It’s 8am and tucked into the ground floor of a building on Little Bourke Street, Bowen Holden and his team of baristas at Patricia Coffee Brewers have hit peak hour. In a small daytime bar built around a simple concept: good coffee – black, white or filter – serving little more than that, and with no seats, this cafe often feels more like a setting you’d find at the other end of the day, only patrons would be drinking wine, not long macchiatos.
After working on the machines at coffee institution Seven Seeds for many years, Holden opened his standing room only CBD coffee bar early in 2012, with a very streamlined coffee concept that was almost unknown in Melbourne at the time. “We figured out that when you don’t have seats, it has this nice even ground between you and your customers, and it creates a really nice environment,” says Holden. “When you are all standing up, you’re all in it together, there’s not as much of a barrier between you the customers.”
From 7am until 4pm, Holden and his team are making coffee and chatting to people, creating a convivial interaction as customers perch against a bar, down a coffee and keep moving. Since Patricia opened, we’ve seen a bunch of new venues open in spaces often too small for sitting, drawing in a customer that doesn’t want to anyway. They’re likely on their way somewhere, with little time to stop.
Over on King Street, Sbriga is a Roman inspired espresso bar that ‘aims to give you the best 15 minutes of your day’ in its seat-less setting, with a bar running right through the centre of the room and around the walls to lean against while you drink your latte.
Owned by Italians Mario Simone and his brother Severino, Mario believes that people feel much more comfortable breaking into spontaneous conversation with the people next to them when they’re standing. “The whole premise of going to a place where you stand and consume your coffee and a small bite to eat has a beautiful informality about it that encourages engagement,” he says. At Sbriga, their business model is built on an average customer visit of 15 minutes, though it can range from 30 minutes to less than 30 seconds. “We have one customer who literally comes in every day for 15 seconds. We see him coming down the road, we pop his espresso up on the bar, and by the time he arrives he throws it down his neck, he says ‘bongiorno’ to everyone, he pays and he leaves – it’s just beautiful.”
Melbourne University student Thomas Kelly opened his stand up coffee venue in Union House, citing a lack of decent coffee and cake offerings on campus. Standing Room (as its name suggests) was the best way he could make use of the limited space he had, and most efficient way to cater for fellow students on their way to and from class.

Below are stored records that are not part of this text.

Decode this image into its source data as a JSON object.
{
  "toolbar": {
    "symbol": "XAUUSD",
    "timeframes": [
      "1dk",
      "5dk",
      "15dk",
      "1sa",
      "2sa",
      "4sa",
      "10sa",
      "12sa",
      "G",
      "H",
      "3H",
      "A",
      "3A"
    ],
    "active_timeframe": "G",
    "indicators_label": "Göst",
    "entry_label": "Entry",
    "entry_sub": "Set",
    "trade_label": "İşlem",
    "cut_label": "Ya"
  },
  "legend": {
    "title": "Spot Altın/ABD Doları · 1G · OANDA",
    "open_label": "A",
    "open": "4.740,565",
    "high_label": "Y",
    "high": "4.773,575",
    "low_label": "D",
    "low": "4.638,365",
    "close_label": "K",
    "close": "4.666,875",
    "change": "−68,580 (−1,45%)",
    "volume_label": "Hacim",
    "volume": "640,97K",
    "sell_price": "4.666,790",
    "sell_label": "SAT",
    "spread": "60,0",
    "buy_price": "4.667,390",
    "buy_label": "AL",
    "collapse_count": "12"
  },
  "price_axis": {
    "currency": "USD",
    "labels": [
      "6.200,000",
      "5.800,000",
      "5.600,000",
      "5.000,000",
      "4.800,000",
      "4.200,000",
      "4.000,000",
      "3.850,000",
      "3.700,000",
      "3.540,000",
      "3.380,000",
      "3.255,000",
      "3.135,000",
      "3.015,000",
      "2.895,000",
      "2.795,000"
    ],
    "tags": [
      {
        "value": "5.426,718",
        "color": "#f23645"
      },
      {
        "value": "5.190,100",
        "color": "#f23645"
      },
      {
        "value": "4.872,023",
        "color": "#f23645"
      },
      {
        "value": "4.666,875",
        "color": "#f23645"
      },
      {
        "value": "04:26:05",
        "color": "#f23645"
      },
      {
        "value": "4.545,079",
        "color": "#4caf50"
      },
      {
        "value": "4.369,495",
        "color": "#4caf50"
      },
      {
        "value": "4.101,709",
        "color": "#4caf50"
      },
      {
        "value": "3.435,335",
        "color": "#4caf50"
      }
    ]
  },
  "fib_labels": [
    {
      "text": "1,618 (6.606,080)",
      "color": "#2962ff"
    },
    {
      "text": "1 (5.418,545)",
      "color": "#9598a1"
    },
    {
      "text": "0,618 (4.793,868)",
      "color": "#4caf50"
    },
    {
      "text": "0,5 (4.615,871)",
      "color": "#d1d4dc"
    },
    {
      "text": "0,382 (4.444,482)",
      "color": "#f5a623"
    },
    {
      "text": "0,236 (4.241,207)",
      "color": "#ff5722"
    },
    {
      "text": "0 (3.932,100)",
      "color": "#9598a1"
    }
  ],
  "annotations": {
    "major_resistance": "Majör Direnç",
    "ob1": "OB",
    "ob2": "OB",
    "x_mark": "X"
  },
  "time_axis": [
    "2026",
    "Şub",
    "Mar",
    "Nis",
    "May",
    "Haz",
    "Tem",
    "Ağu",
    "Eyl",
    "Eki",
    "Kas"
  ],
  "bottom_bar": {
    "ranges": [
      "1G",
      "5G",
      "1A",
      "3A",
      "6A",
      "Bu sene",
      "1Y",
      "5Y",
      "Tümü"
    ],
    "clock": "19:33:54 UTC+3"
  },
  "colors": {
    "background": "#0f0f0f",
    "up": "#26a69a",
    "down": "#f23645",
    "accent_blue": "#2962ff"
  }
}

“People are time poor at uni,” Kelly explains, “they’re generally grabbing a coffee between lectures, so as much as they’d like to sit down, they’d have to be wagging a class to do so.” And though people are likely to stay on a few minutes to knock back an espresso, he agrees that there is less of a barrier with your barista than when you’re sitting down. “Customers are genuinely interested in where the beans are coming from and the set up you’re using, so conversation is easy.”
Over on the other side of the city, just off Bourke on Crossley Street – the newest venture from the team at Seven Seeds – Traveller is also getting people on their feet. A tiny space of just 28 square metres, tucked into the busy laneway shared with institutions such as Pellegrini’s and Becco, jeweller Lucy Folk, Charles Edward shirts and the designer archives of Madam Virtue & Co, Traveller has slipped right in with a similar nostalgic feel as that of its neighbours. With curved wood and vinyl laminate bench tops evoking the warmth of the old American Airstream caravans and a takeaway coffee window, Traveller is a welcoming stop for workers on the move. “We’re trying to break down barriers between the barista and patron, so people can come past, have a chat, drink great coffee and keep going,” says cafe manager Jos Turner. “It’s rare in a busy environment that you can talk to a barista; they’re often flat out and hidden away behind the coffee machine. But here people are coming in and having a nice yarn.”
With this egalitarian mindset, other venues such as Dukes Coffee Roasters on Flinders Lane, and soon the guys from Auctions Rooms in North Melbourne (who are about to open a new venue, Counter, across the road), are also scaling back on seating and their menus, serving little more than a coffee, and maybe a pastry, and harking back to classic European espresso bars at the base of apartment buildings where locals simply drop in for a quick drink. It offers people “a little oasis from the hustle and bustle, a place to come and unplug from the world, just for a moment,” says Mario Simone.
It encourages customers to take some time out from their day, and standing means they interact with the person making their coffee, or with someone else at the bar, or even just read the paper.
“Any time of the day you can just walk up to the bar, and people have this really nice open conversation with you and you can really draw other people in,” says Bowen Holden.
“You might come in not knowing anyone, but you might leave knowing a couple of people, all over a cup of coffee.”